February 29, 2016: a reflective post

Leap boldly into your day.

Twenty four extra hours to live fully,  love deeply.

Strive for goals that seem further away than the day you determined to succeed.

Breathe and eat and rest through a day special and yet the same as all the others.

Argue,  protest,  scare yourself with your anger,  because there are those powerless and too weak to do so for themselves.

Create,  rend,  reinvent that which  you no longer wish to carry.

Honor and rebel against tradition and expectations–yours and others.’

Leap Day is a strange surprise in the calendar. Once every four years, a whole ‘nother day, and unless it’s your birthday, not a lot of direction on what to do with it. Aside from playing leap frog all day, the best suggestion I found to celebrate was to take a picture. So we did.

The fun thing about Leap Day is that it occurs just seldom enough to be special but often enough to a repeated occurrence in our lives (Lord willing, as we say in the South). Four years from now, my son will be in school. My daughter will count her age in the double digits. Josie Junebug, of course, will no longer be a puppy.

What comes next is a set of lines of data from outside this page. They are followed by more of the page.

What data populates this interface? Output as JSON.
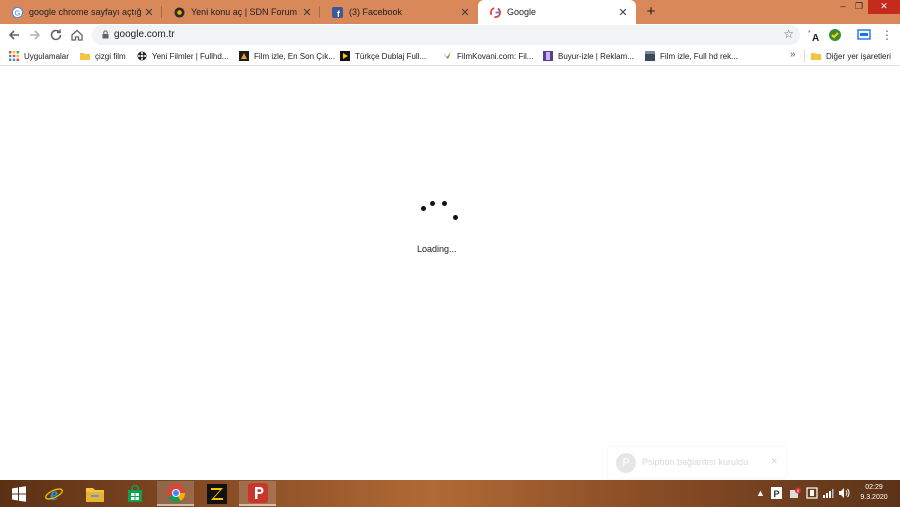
{
  "tabs": [
    {
      "title": "google chrome sayfayı açtığımda",
      "icon": "google-g-icon"
    },
    {
      "title": "Yeni konu aç | SDN Forum",
      "icon": "sdn-icon"
    },
    {
      "title": "(3) Facebook",
      "icon": "facebook-icon"
    },
    {
      "title": "Google",
      "icon": "google-g-icon",
      "active": true
    }
  ],
  "tab_close_glyph": "✕",
  "new_tab_glyph": "+",
  "window_controls": {
    "minimize": "–",
    "maximize": "❐",
    "close": "✕"
  },
  "address": {
    "url": "google.com.tr"
  },
  "bookmarks": [
    {
      "label": "Uygulamalar",
      "icon": "apps-grid-icon"
    },
    {
      "label": "çizgi film",
      "icon": "folder-icon"
    },
    {
      "label": "Yeni Filmler | Fullhd...",
      "icon": "film-reel-icon"
    },
    {
      "label": "Film izle, En Son Çık...",
      "icon": "film-site-icon"
    },
    {
      "label": "Türkçe Dublaj Full...",
      "icon": "play-icon"
    },
    {
      "label": "FilmKovani.com: Fil...",
      "icon": "bird-icon"
    },
    {
      "label": "Buyur-izle | Reklam...",
      "icon": "film-strip-icon"
    },
    {
      "label": "Film izle, Full hd rek...",
      "icon": "film-clapper-icon"
    }
  ],
  "bookmarks_more": "»",
  "other_bookmarks": {
    "label": "Diğer yer işaretleri",
    "icon": "folder-icon"
  },
  "page": {
    "loading_text": "Loading..."
  },
  "toast": {
    "text": "Psiphon bağlantısı kuruldu",
    "close": "✕",
    "icon_letter": "P"
  },
  "taskbar": {
    "apps": [
      "windows-start-icon",
      "internet-explorer-icon",
      "file-explorer-icon",
      "store-icon",
      "chrome-icon",
      "z-app-icon",
      "psiphon-icon"
    ],
    "tray_up": "▲",
    "time": "02:29",
    "date": "9.3.2020"
  },
  "colors": {
    "tab_strip": "#d9885a",
    "taskbar": "#8e5027",
    "facebook": "#3b5998"
  }
}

And what about me? Hopefully, I’ll be on  book tour for my latest best-selling novel. Perhaps I’ll be waking to the sounds of waves crashing outside the window. (Awesome vacation waves, not end of the world tsunami waves.)

far better

In four years, who will be our President? Will we have made any progress in race relations or peace in the Middle East? Will our oceans be any cleaner or the bees have made a come back? What planets will mankind have traveled to?

Aside from the promise of entertaining the world with my literature, what else will I have accomplished? What strangers will I have fed? How many children will I have comforted? How invasive will my footprint be on the Earth?

In the comments, share any unique Leap Day traditions you have and what you hope the picture of your life will look like at the next Leap Year.

Product Review: Outward Hound Fun Feeder

Anyone know of any pet speed-eating contests? One of my fourteen year old cats would be a shoe-in. Josie Junebug has learned from the best. In an open bowl, she can finish her meal in under thirty seconds.

Being a big-chested broad, I’m mindful to watch for bloat. Some dogs regurgitate after eating too fast. I’m hoping that slowing her feeding might decrease her silent-but-wicked gas. When she settles down for the night, she looks like someone sold us a basket of deer legs for a pet; yet her adorableness is interrupted by her un-lady-like flatulence.

The first slow feeder I bought was OK, but there were two main problems. First of all, despite the rubber no-skid feet, it slid all over the room during the eating process. Secondly, the dimensions given apparently described the footprint of the bowl and not the interior feeding capacity. It barely held two cups, though the product description stated that it held five. 

The Outward Hound Fun Feeder is working much better. Presumably because of the flatter design, it stays put during use. Also, it easily contains her three cup meal portions. The puzzle walls deflect food back out of the bowl if you haphazardly dump kibble in as you would a traditional bowl; more careful and slower pouring is required to avoid spillage. An obvious side benefit is the colorful cute design. At $10, I consider it a solid investment in her health and a successful enrichment device.

Thankfully, she has not yet learned to dump it like the dog in this review. I attribute it to her youthful naivety since she’s generally a pretty bright girl.

This feeder has slowed feeding time from around thirty seconds to closer to seven minutes.  video here

When you eat, know that you are eating.
When you eat, know that you are eating.

Maybe I should buy something similar for myself to encourage slower and more mindful eating.

Leave a comment: do you eat like a ravenous wild dog, or have you mastered the trick of civilized self-feeding?